_YOUR ASSIGNMENT_:
Where does the string "image" occur in the entries below? Copy every line where it does.

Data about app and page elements
━━━━━━━━

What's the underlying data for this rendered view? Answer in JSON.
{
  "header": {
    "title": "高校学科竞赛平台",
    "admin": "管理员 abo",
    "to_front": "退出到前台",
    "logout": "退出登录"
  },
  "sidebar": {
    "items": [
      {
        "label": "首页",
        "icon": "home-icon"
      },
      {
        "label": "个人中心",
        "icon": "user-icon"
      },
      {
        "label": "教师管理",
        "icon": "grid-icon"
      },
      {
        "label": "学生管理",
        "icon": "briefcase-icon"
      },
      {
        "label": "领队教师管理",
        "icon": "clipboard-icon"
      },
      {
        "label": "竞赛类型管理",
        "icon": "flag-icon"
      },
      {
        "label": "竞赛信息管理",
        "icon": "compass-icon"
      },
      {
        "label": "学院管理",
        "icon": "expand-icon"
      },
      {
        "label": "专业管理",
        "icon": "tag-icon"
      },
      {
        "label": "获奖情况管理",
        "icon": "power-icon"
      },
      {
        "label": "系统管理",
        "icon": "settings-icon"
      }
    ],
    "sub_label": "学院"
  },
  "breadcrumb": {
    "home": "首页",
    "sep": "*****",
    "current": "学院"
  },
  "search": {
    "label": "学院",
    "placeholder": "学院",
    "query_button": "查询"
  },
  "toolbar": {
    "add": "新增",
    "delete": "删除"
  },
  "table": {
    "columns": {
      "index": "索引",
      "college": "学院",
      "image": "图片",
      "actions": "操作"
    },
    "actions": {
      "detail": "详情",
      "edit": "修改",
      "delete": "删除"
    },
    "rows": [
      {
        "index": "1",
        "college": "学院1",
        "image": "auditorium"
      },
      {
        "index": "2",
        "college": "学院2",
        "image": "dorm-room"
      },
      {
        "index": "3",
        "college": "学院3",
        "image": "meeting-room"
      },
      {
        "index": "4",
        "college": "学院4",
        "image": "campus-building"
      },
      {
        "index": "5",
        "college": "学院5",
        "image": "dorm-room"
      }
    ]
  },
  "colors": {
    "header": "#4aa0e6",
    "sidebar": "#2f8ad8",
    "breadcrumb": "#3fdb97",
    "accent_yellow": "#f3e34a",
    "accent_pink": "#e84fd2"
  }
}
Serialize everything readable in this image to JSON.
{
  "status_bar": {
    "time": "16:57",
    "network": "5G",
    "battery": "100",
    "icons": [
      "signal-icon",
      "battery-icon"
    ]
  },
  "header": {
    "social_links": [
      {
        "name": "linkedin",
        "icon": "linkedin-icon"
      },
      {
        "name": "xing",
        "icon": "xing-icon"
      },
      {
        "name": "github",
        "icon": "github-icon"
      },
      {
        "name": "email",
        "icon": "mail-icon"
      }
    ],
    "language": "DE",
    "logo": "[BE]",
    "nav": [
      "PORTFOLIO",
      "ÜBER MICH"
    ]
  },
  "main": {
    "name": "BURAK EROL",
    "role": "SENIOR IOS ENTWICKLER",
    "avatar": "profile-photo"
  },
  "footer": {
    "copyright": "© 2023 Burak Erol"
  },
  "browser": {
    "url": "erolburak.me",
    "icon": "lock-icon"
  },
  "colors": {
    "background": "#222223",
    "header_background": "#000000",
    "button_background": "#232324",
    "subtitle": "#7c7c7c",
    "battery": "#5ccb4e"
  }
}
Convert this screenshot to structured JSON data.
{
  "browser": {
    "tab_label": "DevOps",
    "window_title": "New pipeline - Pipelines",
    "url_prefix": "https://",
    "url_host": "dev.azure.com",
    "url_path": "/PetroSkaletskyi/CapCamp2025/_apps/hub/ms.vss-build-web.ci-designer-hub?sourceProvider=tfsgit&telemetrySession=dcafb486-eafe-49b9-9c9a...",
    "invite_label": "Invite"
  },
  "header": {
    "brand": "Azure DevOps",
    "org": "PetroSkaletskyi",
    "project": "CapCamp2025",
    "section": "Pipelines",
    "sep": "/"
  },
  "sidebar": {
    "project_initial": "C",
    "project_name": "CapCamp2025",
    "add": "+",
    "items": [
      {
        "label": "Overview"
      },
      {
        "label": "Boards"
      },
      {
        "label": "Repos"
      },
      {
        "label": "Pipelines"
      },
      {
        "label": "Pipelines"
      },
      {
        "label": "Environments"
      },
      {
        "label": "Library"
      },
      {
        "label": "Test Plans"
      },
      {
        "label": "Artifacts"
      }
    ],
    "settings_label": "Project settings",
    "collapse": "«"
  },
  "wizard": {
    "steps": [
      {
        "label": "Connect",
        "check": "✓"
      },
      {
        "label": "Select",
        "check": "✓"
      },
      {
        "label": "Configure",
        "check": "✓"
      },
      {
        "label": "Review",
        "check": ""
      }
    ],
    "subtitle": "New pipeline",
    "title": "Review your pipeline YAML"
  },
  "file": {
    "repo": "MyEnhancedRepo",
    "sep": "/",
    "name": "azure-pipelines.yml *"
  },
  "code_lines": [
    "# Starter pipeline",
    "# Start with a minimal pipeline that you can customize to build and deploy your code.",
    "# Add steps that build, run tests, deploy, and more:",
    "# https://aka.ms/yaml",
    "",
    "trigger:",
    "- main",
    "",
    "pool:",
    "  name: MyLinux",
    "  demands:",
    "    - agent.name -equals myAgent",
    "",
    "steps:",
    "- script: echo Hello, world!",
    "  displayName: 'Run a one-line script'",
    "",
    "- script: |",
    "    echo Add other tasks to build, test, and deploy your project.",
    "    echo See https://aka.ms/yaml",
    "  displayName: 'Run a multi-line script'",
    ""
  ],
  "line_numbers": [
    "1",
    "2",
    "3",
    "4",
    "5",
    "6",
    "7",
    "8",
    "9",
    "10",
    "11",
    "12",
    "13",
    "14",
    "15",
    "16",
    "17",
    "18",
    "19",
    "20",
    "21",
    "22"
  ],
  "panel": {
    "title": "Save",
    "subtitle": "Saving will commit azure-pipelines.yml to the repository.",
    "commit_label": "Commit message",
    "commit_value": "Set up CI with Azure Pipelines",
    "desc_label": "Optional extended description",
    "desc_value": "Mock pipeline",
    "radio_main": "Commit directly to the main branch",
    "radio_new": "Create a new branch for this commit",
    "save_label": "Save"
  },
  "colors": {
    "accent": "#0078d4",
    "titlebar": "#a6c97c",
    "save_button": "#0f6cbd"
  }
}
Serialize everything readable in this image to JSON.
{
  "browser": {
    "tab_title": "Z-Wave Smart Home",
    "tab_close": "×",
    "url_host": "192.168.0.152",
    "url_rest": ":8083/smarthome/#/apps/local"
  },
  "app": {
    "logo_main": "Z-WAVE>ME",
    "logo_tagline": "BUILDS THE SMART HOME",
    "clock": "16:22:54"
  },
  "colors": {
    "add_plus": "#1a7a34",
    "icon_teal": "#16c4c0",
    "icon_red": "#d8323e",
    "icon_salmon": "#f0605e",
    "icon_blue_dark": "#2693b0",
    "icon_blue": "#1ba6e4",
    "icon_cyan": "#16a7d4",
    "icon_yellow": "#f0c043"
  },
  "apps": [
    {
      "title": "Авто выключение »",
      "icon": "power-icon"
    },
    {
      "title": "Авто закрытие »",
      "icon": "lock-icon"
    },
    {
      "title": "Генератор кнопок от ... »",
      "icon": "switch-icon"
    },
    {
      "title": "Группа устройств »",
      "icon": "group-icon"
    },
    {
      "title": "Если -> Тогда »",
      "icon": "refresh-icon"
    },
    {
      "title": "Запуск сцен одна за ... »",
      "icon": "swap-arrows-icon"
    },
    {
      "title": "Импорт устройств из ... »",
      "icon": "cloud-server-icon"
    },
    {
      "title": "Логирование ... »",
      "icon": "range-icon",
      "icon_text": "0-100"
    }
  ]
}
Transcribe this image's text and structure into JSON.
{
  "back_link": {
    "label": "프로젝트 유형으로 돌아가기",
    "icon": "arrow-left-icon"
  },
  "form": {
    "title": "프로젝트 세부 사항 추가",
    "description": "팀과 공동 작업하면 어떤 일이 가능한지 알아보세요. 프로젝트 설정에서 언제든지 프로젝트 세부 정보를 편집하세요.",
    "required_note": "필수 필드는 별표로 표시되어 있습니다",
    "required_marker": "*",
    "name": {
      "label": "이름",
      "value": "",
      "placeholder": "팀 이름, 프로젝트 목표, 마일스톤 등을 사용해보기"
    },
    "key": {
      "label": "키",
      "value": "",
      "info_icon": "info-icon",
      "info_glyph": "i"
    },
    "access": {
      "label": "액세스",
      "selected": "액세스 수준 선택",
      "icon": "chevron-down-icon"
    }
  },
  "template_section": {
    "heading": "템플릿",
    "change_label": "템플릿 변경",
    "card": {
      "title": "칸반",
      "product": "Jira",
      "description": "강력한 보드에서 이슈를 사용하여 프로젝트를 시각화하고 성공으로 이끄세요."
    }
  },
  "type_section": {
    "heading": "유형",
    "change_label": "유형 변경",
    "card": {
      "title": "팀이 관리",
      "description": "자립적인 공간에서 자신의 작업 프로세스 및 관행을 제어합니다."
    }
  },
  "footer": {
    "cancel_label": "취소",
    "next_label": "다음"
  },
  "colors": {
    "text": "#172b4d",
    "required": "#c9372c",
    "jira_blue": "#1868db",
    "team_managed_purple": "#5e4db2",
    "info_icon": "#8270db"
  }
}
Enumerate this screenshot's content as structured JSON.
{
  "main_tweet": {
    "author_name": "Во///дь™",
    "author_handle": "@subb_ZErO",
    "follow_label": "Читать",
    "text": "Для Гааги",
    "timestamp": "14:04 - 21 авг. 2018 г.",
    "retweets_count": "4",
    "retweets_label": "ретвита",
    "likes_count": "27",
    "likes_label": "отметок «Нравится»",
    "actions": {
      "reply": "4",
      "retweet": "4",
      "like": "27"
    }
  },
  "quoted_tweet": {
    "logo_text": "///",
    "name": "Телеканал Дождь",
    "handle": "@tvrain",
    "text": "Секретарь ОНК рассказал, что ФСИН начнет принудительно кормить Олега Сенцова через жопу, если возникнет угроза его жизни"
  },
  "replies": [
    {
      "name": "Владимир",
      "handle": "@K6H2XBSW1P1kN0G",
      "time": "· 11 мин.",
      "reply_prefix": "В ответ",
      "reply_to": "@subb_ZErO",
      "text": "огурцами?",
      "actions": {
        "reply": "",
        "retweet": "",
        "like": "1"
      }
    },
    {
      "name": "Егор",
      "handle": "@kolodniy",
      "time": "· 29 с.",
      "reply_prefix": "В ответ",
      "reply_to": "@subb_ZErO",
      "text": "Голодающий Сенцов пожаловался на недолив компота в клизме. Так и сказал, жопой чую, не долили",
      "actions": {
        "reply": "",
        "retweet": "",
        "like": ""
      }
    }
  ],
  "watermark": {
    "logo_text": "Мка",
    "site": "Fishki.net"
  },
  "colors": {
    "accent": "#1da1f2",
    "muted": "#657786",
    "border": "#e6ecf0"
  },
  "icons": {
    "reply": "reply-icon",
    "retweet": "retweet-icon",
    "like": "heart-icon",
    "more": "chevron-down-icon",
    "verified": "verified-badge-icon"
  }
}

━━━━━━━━

_SOLUTION TO THIS TASK_:
      "image": "图片",
        "image": "auditorium"
        "image": "dorm-room"
        "image": "meeting-room"
        "image": "campus-building"
        "image": "dorm-room"
Serialize everything readable in this image to JSON.
Serialize everything readable in this image to JSON.
Transcribe this image's text and structure into JSON.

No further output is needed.